“You are here, at the start of a moment…” Those lyrics from Come From Away soared throughout the newly restored Royal Alexandra Theatre on Wednesday when the show had its official opening night. The lyrics couldn’t have been more appropriate, as it felt very much like the audience was watching the start of a significant moment in Canadian musical theatre. We were there to bear witness to a show that has been lovingly groomed and developed in Canada over the last several years and is now poised to take over the Great White Way when it heads to Broadway in March of next year.
Written by Torontonian’s David Hein and Irene Sankoff, the show tells the story of the 38 planes that were diverted to Gander, Newfoundland on 9/11 when the United States airspace closed for the first time in history. The tiny Canadian town saw it’s population almost double overnight, and came together in the most wonderful of ways to show kindness, hope and love to the ‘Come from Aways’.
Developed based on hundreds of interviews with the people of Gander as well as those who landed there that day, the show interweaves the true stories of a remarkable group of people who found themselves making the best out of what could have been a terrifying situation.
Workshopped at Sheridan College as part of Michael Rubinoff’s Canadian Musical Theatre Project, Come from Away had a tremendous amount of buzz surrounding it from its very first performance. After Sheridan it went on to be performed by the graduating students at Mirvish’s Panasonic Theatre where it was live-streamed for Canadians across the country, and then was further developed into a professional production that played to sold out houses in La Jolla, Seattle and Washington, DC. Wednesday’s opening marked the show’s return to the place where it all started, and the opening night audience was one of the most enthusiastic I’ve ever witnessed.
The cast of twelve work as a true ensemble, embodying over seventy different characters and transitioning seamlessly between accents, mannerisms and costumes as they tackle each new person. Christopher Ashley’s direction keeps the show moving at a rapid clip, making use of the revolving stage to help the cast morph from Newfoundlander to ‘plane person’ and back again, while Kelly Devine’s choreography uses movement to convey the intense emotion being experienced on stage.

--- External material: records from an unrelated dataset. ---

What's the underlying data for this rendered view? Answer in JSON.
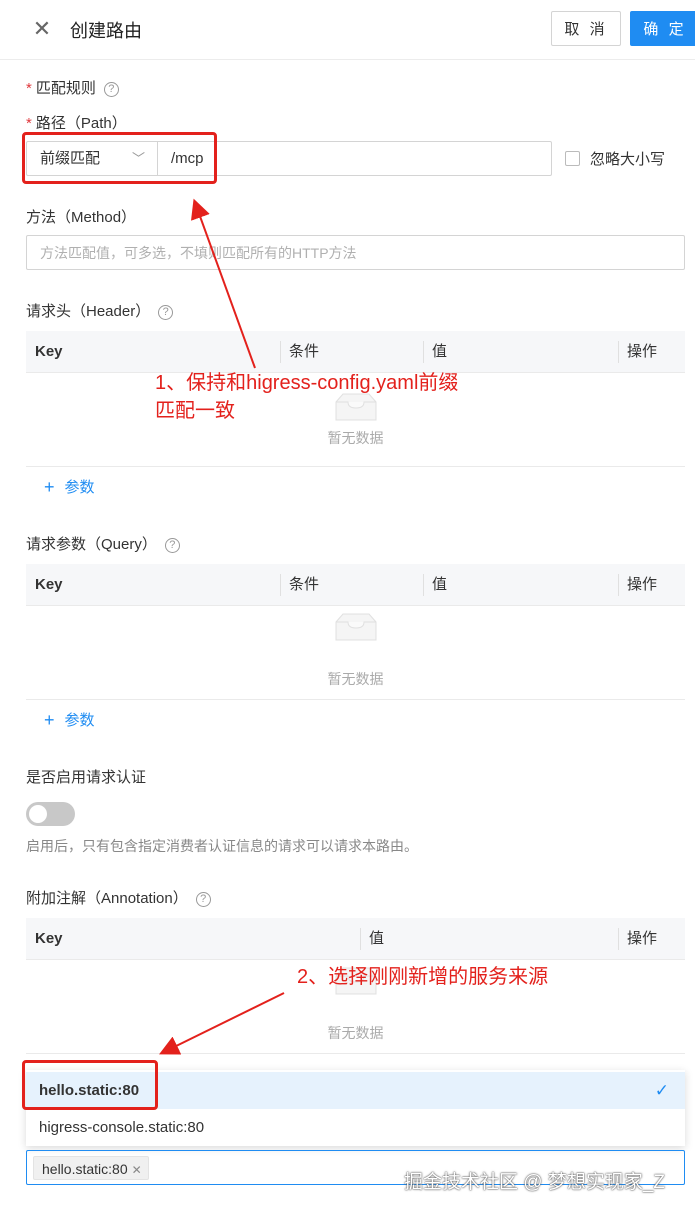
{
  "header": {
    "title": "创建路由",
    "cancel_label": "取 消",
    "ok_label": "确 定"
  },
  "match_rule": {
    "label": "匹配规则"
  },
  "path": {
    "label": "路径（Path）",
    "match_type": "前缀匹配",
    "value": "/mcp",
    "ignore_case_label": "忽略大小写"
  },
  "method": {
    "label": "方法（Method）",
    "placeholder": "方法匹配值，可多选，不填则匹配所有的HTTP方法"
  },
  "header_table": {
    "label": "请求头（Header）",
    "columns": [
      "Key",
      "条件",
      "值",
      "操作"
    ],
    "empty_text": "暂无数据",
    "add_label": "参数"
  },
  "query_table": {
    "label": "请求参数（Query）",
    "columns": [
      "Key",
      "条件",
      "值",
      "操作"
    ],
    "empty_text": "暂无数据",
    "add_label": "参数"
  },
  "auth": {
    "label": "是否启用请求认证",
    "enabled": false,
    "hint": "启用后，只有包含指定消费者认证信息的请求可以请求本路由。"
  },
  "annotation_table": {
    "label": "附加注解（Annotation）",
    "columns": [
      "Key",
      "值",
      "操作"
    ],
    "empty_text": "暂无数据"
  },
  "service_dropdown": {
    "options": [
      "hello.static:80",
      "higress-console.static:80"
    ],
    "selected": "hello.static:80"
  },
  "service_input": {
    "tag": "hello.static:80"
  },
  "annotations": {
    "note1_line1": "1、保持和higress-config.yaml前缀",
    "note1_line2": "匹配一致",
    "note2": "2、选择刚刚新增的服务来源",
    "color": "#e3211c"
  },
  "watermark": "掘金技术社区 @ 梦想实现家_Z",
  "colors": {
    "primary": "#1f8cf2",
    "required": "#e0393e"
  }
}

It’s not often that you see a show where everyone’s story gets told in equal measure, and where all groups of people get to be the ‘hero’, but that is part of the magic of Come from Away. Whether it’s the Mayor of Gander (Joel Hatch), the first female American Airline Pilot Beverly Bass (Jen Colella) or the mother of a New York fireman (Q Smith) each story lifts you up, breaks your heart, and reminds you of the resilience of the human spirit.
On opening night the real life people who’s actions and stories served to create Come from Away surprised the cast at curtain call by coming out to give hugs and speeches, and the Mayor of Gander Claude Elliott spoke to the need in today’s world for us to have ‘get the good story out’. I believe that is why Come from Away had so much buzz all those years ago out at Sheridan College – it was because those who were lucky enough to see it recognized that it was the musical embodiment of all the good and wonderful things.
It is truth, joy, sadness and catharsis all rolled up into an extraordinary 100 minutes of theatre that does exactly what theatre was designed to do. Make you think, feel, cry…and remember what it means to be part of a collective human spirit. Go see Come from Away, bring your kleenex, bring your family, bring your loved ones. Become an honourary Islander. You won’t regret it.
When and Where?
Come From Away
On now until Jan 8th, 2017
The Royal Alexandra Theatre
To purchase tickets or get more information please visit http://www.mirvish.com/shows/come-from-away
For information on the Broadway run which begins performances Feb 18th, 2017 please visit the show’s official website http://comefromaway.com/